A team led by biomedical engineer James Collins at Boston University carefully observed individual E. coli cells when a whole population was under attack by the antimicrobial agent norfloxacin. They found that individual E. coli in the population had vastly different abilities to resist the chemical attack. A small population of the most resistant individuals produce indole, which helps the less resistant siblings survive the attack because the molecule activates efflux pumps that rid the cells of the antibiotic. The chemical lifeline enables the weak individuals to survive long enough to build resistance.
"Because the highly resistant mutants invest energy to produce indole, which is not required for their own resistance, their help for their kin can be considered a form of altruism," Massachusetts Institute of Technology researchers Hyun Youk and Alexander van Oudenaarden note in a commentary about the work.
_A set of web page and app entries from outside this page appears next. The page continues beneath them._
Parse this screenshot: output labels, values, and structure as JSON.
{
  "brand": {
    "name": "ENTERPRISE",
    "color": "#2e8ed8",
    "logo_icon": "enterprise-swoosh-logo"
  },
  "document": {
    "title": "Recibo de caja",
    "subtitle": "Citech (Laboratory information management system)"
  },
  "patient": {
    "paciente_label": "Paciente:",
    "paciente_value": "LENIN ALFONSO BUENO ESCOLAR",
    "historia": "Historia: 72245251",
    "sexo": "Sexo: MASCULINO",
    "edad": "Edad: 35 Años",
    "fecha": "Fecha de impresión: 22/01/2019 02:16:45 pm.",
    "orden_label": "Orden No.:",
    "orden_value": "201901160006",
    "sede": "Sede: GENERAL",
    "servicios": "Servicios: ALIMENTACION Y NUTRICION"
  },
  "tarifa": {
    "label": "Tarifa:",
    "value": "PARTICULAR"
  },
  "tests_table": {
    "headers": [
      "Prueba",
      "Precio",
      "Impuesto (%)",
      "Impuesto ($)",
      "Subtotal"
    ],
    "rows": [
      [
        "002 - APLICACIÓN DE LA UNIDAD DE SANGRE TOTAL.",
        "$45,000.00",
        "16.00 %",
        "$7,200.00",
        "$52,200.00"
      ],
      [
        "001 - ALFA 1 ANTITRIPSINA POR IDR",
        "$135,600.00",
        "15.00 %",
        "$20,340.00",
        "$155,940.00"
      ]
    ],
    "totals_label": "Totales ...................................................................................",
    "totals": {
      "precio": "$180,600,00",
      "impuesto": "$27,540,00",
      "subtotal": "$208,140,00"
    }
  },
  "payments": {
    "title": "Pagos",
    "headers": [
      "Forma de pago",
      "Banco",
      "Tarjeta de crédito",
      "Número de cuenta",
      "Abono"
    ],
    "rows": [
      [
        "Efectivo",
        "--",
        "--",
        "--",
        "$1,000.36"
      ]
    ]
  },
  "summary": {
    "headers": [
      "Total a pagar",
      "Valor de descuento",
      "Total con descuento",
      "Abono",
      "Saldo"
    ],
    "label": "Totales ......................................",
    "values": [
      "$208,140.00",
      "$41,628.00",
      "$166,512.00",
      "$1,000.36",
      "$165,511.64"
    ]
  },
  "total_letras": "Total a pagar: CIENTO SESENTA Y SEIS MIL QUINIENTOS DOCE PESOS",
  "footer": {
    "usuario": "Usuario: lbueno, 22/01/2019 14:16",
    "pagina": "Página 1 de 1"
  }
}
They add that this altruism enables E. coli "to mount a more formidable defense against antibiotics" and could be of interest to scientists trying to tackle antibiotic resistance.